(Extracted records)
────────
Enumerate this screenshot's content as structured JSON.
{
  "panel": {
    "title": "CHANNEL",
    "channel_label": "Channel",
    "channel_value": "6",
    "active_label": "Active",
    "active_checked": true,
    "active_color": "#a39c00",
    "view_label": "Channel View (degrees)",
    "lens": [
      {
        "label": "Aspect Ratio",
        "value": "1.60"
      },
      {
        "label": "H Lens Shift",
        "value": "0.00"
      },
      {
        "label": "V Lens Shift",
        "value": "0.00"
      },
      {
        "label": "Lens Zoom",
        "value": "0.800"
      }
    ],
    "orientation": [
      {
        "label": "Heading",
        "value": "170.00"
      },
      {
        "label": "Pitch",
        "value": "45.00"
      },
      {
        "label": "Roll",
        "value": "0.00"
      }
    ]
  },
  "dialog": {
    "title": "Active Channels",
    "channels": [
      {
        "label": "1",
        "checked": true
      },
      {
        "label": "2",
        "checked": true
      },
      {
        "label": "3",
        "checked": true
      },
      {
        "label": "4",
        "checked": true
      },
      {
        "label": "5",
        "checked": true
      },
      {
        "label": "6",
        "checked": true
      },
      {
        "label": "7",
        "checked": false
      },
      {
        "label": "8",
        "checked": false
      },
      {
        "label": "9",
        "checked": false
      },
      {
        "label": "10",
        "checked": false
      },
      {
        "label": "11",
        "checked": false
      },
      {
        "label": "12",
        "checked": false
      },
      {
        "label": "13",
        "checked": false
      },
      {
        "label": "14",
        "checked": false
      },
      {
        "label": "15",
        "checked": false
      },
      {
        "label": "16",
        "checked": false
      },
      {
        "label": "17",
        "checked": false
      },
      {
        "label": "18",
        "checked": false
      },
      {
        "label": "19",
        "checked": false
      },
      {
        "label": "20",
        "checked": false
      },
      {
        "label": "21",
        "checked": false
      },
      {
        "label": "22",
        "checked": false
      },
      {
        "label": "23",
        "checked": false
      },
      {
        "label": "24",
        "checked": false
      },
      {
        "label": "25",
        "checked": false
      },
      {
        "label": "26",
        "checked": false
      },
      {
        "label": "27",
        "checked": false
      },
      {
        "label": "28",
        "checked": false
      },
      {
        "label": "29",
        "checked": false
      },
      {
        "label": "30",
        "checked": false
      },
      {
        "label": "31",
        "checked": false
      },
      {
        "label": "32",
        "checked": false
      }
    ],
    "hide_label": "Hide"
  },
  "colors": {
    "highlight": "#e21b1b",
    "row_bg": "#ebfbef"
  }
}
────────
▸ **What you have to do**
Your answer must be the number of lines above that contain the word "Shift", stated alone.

▸ **Completed exercise**
2